The “Natural Foods” section of any grocery store is a truly fascinating place. Here you find clusters of people intently reading fine print ingredient labels and sorting through the growing number of label claims fighting for space on product packaging. There’s a little something for everyone – from non-GMO verified, gluten-free, organic and dairy free to one of my favourites: Nudge brand macaroni which features “Grass-Fed Cheese.”
I’ve had many conversations with other shoppers about why they like the ‘natural section.’ Not surprisingly, the conversation usually comes around to the need for making healthy food choices, which for many consumers means more natural, less processing and no genetic modification.
On a recent trip to the natural section at my local grocery store, I happened upon a shopper who was intently hunting for products featuring the Non GMO Verified label – the sticker that verifies the manufacturer has followed best practices to avoid using GMOs in the product. A short discussion and exchange revealed that the young man didn’t trust GMOs, questioned their safety, while muttering a few disparaging words about Monsanto. It was a typical conversation I’ve had many times. But as we spoke, I found myself fixating on the huge tattoo that ran the full length of the man’s arm.
As I tracked the slithering tattoo down the man’s bicep I thought to myself: “he’s afraid of eating genetically modified food that’s been proven safe, but has no concerns about pumping ink into his body to paint a snake on his arm!”
I’ve been around GMOs for almost 20 years. As a farm journalist, I’ve written about farmers’ experience with the technology; in my public relations career, I worked on campaigns – both farm and consumer focused – to increase understanding of GMO crops; I even brought Roundup Ready corn to my native Newfoundland to help my dairy farming friends on The Rock increase the chances of establishing corn on the island.
During that time, I’ve learned that a big part of the consumer backlash against GMOs rests with the fact that food is a very emotional and personal choice for consumers. There’s lots of food to choose from and why should you consume something like GMOs that you fear will cause you harm? Why not reach for the alternative? Of course, the anti-GMO movement has done a tremendous job of promoting and fuelling fear of GMOs. Despite overwhelming scientific evidence (more than 1,000 scientific studies over 30 years); nearly 20 years of biotech crops in the food supply; and three trillion meals and snacks consumed containing biotech ingredients; the movement soldiers on, committed to convincing consumers that the technology is a ticking time bomb poised to wreak havoc on humanity.
But what about the health impacts of tattoos? Lots of people have them, including my friend from the natural section. They must be safe. According to Dr. Andreas Luch, there are about 120 million in the western hemisphere who have at least one tattoo. Earlier this year, Lurch helped author a review of the tattoo health implications for the German Federal Institute for Risk Assessment in Berlin.
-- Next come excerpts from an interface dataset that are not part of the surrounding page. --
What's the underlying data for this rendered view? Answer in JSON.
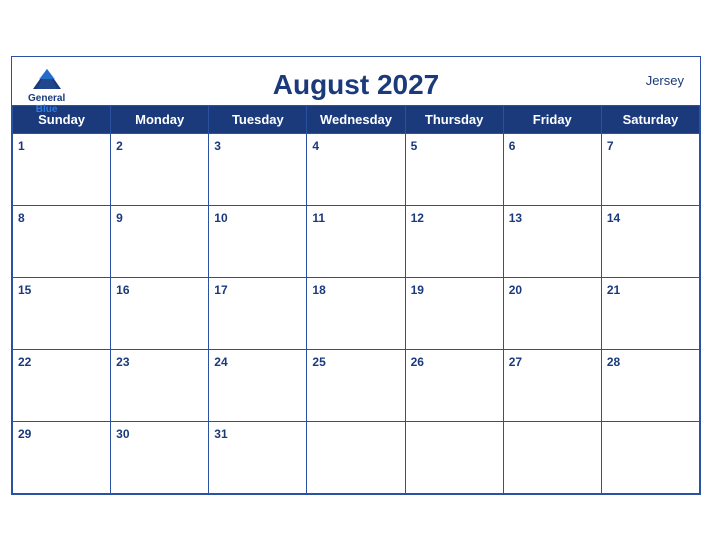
{
  "header": {
    "title": "August 2027",
    "location": "Jersey",
    "logo_general": "General",
    "logo_blue": "Blue"
  },
  "weekdays": [
    "Sunday",
    "Monday",
    "Tuesday",
    "Wednesday",
    "Thursday",
    "Friday",
    "Saturday"
  ],
  "weeks": [
    [
      1,
      2,
      3,
      4,
      5,
      6,
      7
    ],
    [
      8,
      9,
      10,
      11,
      12,
      13,
      14
    ],
    [
      15,
      16,
      17,
      18,
      19,
      20,
      21
    ],
    [
      22,
      23,
      24,
      25,
      26,
      27,
      28
    ],
    [
      29,
      30,
      31,
      null,
      null,
      null,
      null
    ]
  ],
  "colors": {
    "header_bg": "#1a3a7c",
    "border": "#2a52a0",
    "text_dark": "#1a3a7c",
    "text_white": "#ffffff"
  }
}
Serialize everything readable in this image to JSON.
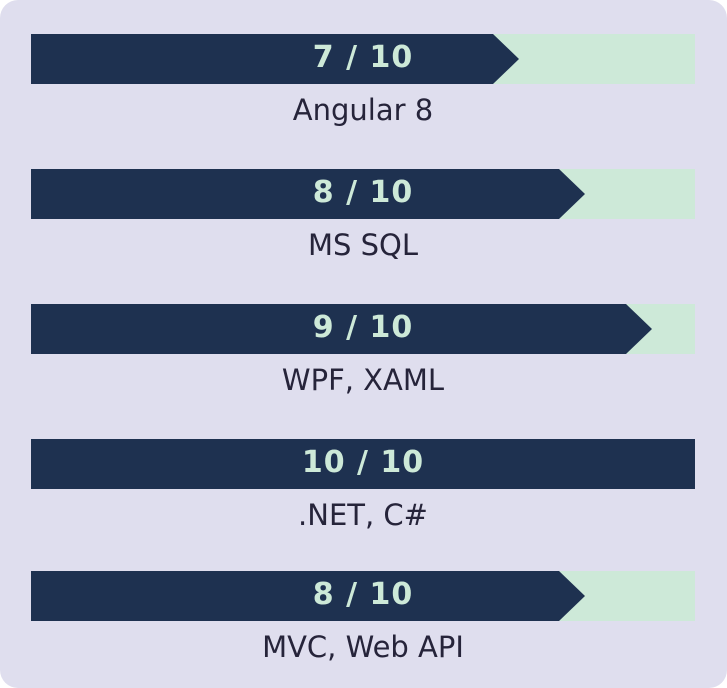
{
  "colors": {
    "background": "#dfdeee",
    "bar_fill": "#1e3150",
    "bar_track": "#cde9d8",
    "value_text": "#cde9d8",
    "label_text": "#26243a"
  },
  "skills": [
    {
      "value_text": "7 / 10",
      "level": 0.7,
      "name": "Angular 8"
    },
    {
      "value_text": "8 / 10",
      "level": 0.8,
      "name": "MS SQL"
    },
    {
      "value_text": "9 / 10",
      "level": 0.9,
      "name": "WPF, XAML"
    },
    {
      "value_text": "10 / 10",
      "level": 1.0,
      "name": ".NET, C#"
    },
    {
      "value_text": "8 / 10",
      "level": 0.8,
      "name": "MVC, Web API"
    }
  ]
}
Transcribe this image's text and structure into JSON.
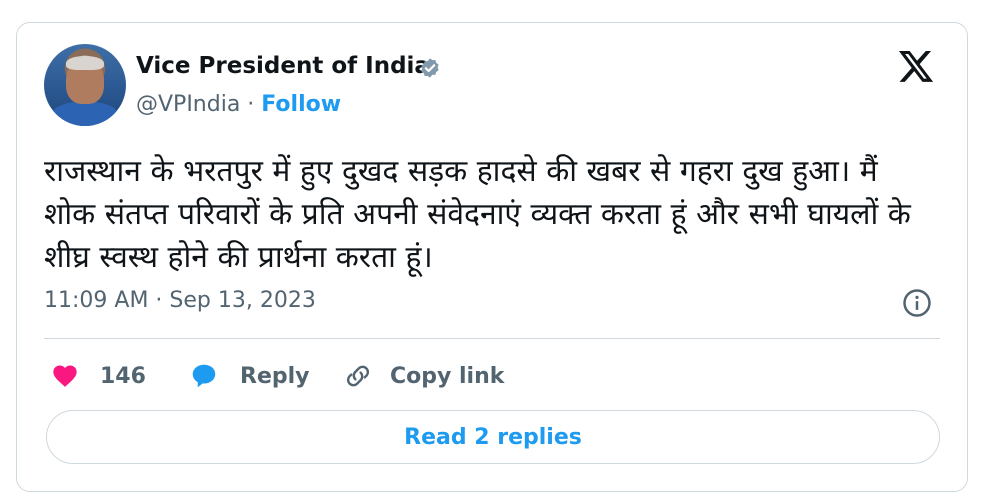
{
  "author": {
    "name": "Vice President of India",
    "handle": "@VPIndia",
    "separator": " · ",
    "follow_label": "Follow"
  },
  "tweet": {
    "text": "राजस्थान के भरतपुर में हुए दुखद सड़क हादसे की खबर से गहरा दुख हुआ। मैं शोक संतप्त परिवारों के प्रति अपनी संवेदनाएं व्यक्त करता हूं और सभी घायलों के शीघ्र स्वस्थ होने की प्रार्थना करता हूं।",
    "timestamp": "11:09 AM · Sep 13, 2023"
  },
  "actions": {
    "like_count": "146",
    "reply_label": "Reply",
    "copy_label": "Copy link"
  },
  "replies_button": "Read 2 replies",
  "colors": {
    "accent": "#1d9bf0",
    "like": "#f91880",
    "text": "#0f1419",
    "muted": "#536471",
    "border": "#cfd9de"
  },
  "icons": [
    "verified-badge-icon",
    "x-logo-icon",
    "info-icon",
    "heart-icon",
    "reply-bubble-icon",
    "link-icon"
  ]
}
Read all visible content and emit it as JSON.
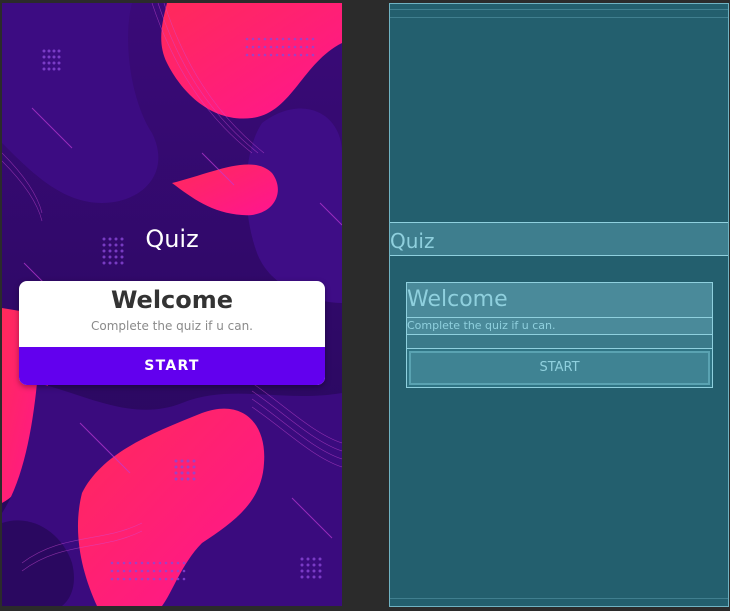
{
  "screen": {
    "title": "Quiz",
    "card": {
      "heading": "Welcome",
      "subtitle": "Complete the quiz if u can.",
      "button_label": "START"
    }
  },
  "blueprint": {
    "title": "Quiz",
    "heading": "Welcome",
    "subtitle": "Complete the quiz if u can.",
    "button_label": "START"
  },
  "colors": {
    "accent": "#6200ee",
    "background_dark": "#2d0a5e",
    "blob_pink": "#ff1e6e",
    "blueprint_bg": "#235f6e",
    "blueprint_line": "#8fd0de"
  }
}
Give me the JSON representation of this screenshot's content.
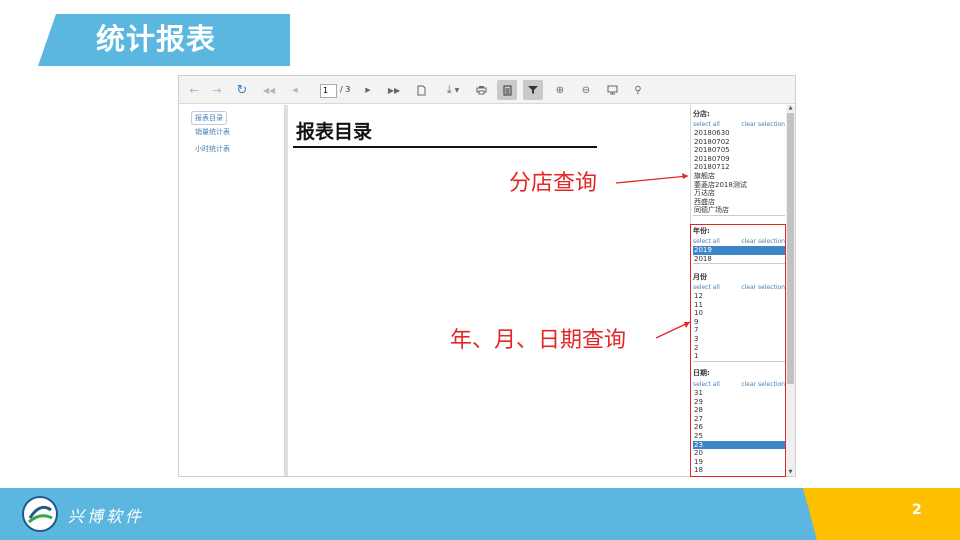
{
  "slide": {
    "title": "统计报表",
    "page_number": "2",
    "company": "兴博软件"
  },
  "toolbar": {
    "page_current": "1",
    "page_total": "/ 3",
    "icons": [
      "undo-icon",
      "redo-icon",
      "refresh-icon",
      "first-page-icon",
      "prev-page-icon",
      "next-page-icon",
      "last-page-icon",
      "new-page-icon",
      "download-icon",
      "print-icon",
      "toc-icon",
      "filter-icon",
      "zoom-in-icon",
      "zoom-out-icon",
      "fullscreen-icon",
      "search-icon"
    ]
  },
  "toc": {
    "items": [
      "报表目录",
      "销量统计表",
      "小时统计表"
    ]
  },
  "content": {
    "title": "报表目录"
  },
  "filters": {
    "select_all": "select all",
    "clear_selection": "clear selection",
    "branch": {
      "label": "分店:",
      "items": [
        "20180630",
        "20180702",
        "20180705",
        "20180709",
        "20180712",
        "旗舰店",
        "萎菱店2018测试",
        "万达店",
        "西盛店",
        "同德广场店"
      ]
    },
    "year": {
      "label": "年份:",
      "items": [
        "2019",
        "2018"
      ],
      "selected": "2019"
    },
    "month": {
      "label": "月份",
      "items": [
        "12",
        "11",
        "10",
        "9",
        "7",
        "3",
        "2",
        "1"
      ]
    },
    "day": {
      "label": "日期:",
      "items": [
        "31",
        "29",
        "28",
        "27",
        "26",
        "25",
        "23",
        "20",
        "19",
        "18"
      ],
      "selected": "23"
    }
  },
  "annotations": {
    "branch_query": "分店查询",
    "date_query": "年、月、日期查询"
  },
  "colors": {
    "accent_blue": "#5bb7e0",
    "accent_yellow": "#fdbf00",
    "annotation_red": "#e32626",
    "selection_blue": "#3c85c9"
  }
}
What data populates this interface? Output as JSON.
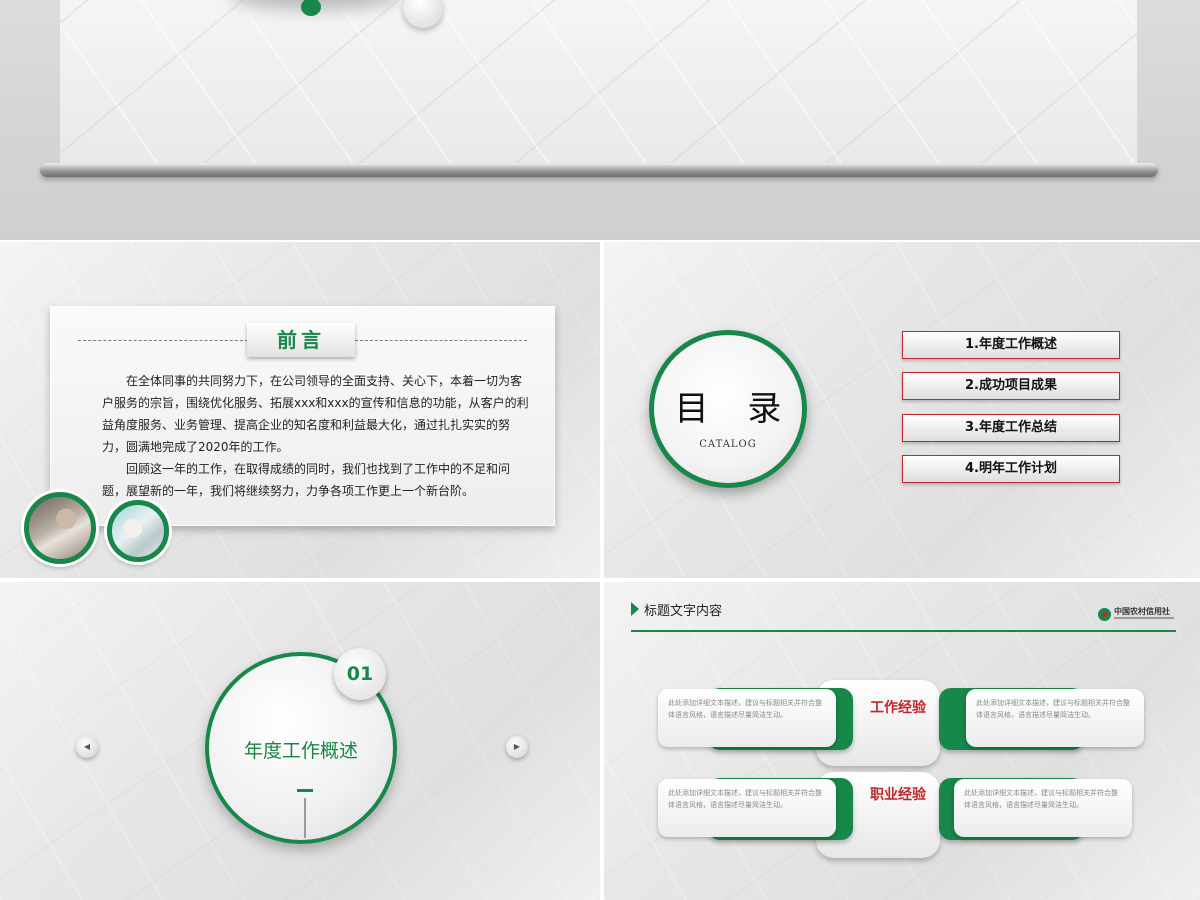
{
  "preface": {
    "title": "前言",
    "paragraph1": "在全体同事的共同努力下，在公司领导的全面支持、关心下，本着一切为客户服务的宗旨，围绕优化服务、拓展xxx和xxx的宣传和信息的功能，从客户的利益角度服务、业务管理、提高企业的知名度和利益最大化，通过扎扎实实的努力，圆满地完成了2020年的工作。",
    "paragraph2": "回顾这一年的工作，在取得成绩的同时，我们也找到了工作中的不足和问题，展望新的一年，我们将继续努力，力争各项工作更上一个新台阶。"
  },
  "catalog": {
    "title": "目 录",
    "subtitle": "CATALOG",
    "items": [
      "1.年度工作概述",
      "2.成功项目成果",
      "3.年度工作总结",
      "4.明年工作计划"
    ]
  },
  "section": {
    "number": "01",
    "title": "年度工作概述",
    "prev_icon": "◀",
    "next_icon": "▶"
  },
  "content": {
    "header_title": "标题文字内容",
    "logo_text": "中国农村信用社",
    "label_top": "工作经验",
    "label_bottom": "职业经验",
    "cards": [
      "此处添加详细文本描述，建议与标题相关并符合整体语言风格，语言描述尽量简洁生动。",
      "此处添加详细文本描述，建议与标题相关并符合整体语言风格，语言描述尽量简洁生动。",
      "此处添加详细文本描述，建议与标题相关并符合整体语言风格，语言描述尽量简洁生动。",
      "此处添加详细文本描述，建议与标题相关并符合整体语言风格，语言描述尽量简洁生动。"
    ]
  },
  "colors": {
    "green": "#17874a",
    "red": "#c0272d"
  }
}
Lurch concludes there is very little known about the risks of injecting ink under the skin and there is no proof that it’s safe. A quick check with the US Food and Drug Administration shows it also shares Luch’s contention. The FDA points out the health risks associated with unsterilized needles have been long known, but very little is known about the safety of tattoo inks, especially the ink colourings (pigments) used. Tattoo inks mostly contain organic pigments, but Luch’s assessment notes they can also include preservatives and contaminants like nickel, arsenic and lead. In one study in Switzerland, banned preservatives are found in 14 per cent of tattoo ink samples.
Other tattoo health implications noted in the German report include: one to five per cent of tattoo seekers suffer bacterial infections while some have allergic reactions; unlike surface cosmetics, ink is injected into the skin making it available to blood vessels, nerves and immune cells. Luch also notes that examinations of deceased bodies indicate that fading tattoos are the result of ink loss – in some cases, up to 90 per cent. Where does it go? And we won’t even mention that there are practically no industry standards for ink ingredients and industry regulation is minimal, at best.
If the anti-GMO crowd had this type of ammunition, crop biotechnology wouldn’t stand a chance.
So why doesn’t the potential health implications of tattoos appear to register with consumers? As I see it, just like food, the decision to get a tattoo is a very emotional, personal choice for people. Some are seeking attention; others make a statement of rebellion or self-expression; many honour a loved one; and some are simply vain – excessively proud and concerned about their own appearance. Of course, alcohol has also been known to play a roll … but that’s another story.
I don’t have a tattoo. I was thinking about it until I wrote this column. I need more safety evidence before I get that “I Love GMOs” tattoo. Wonder how that would play in the natural foods section?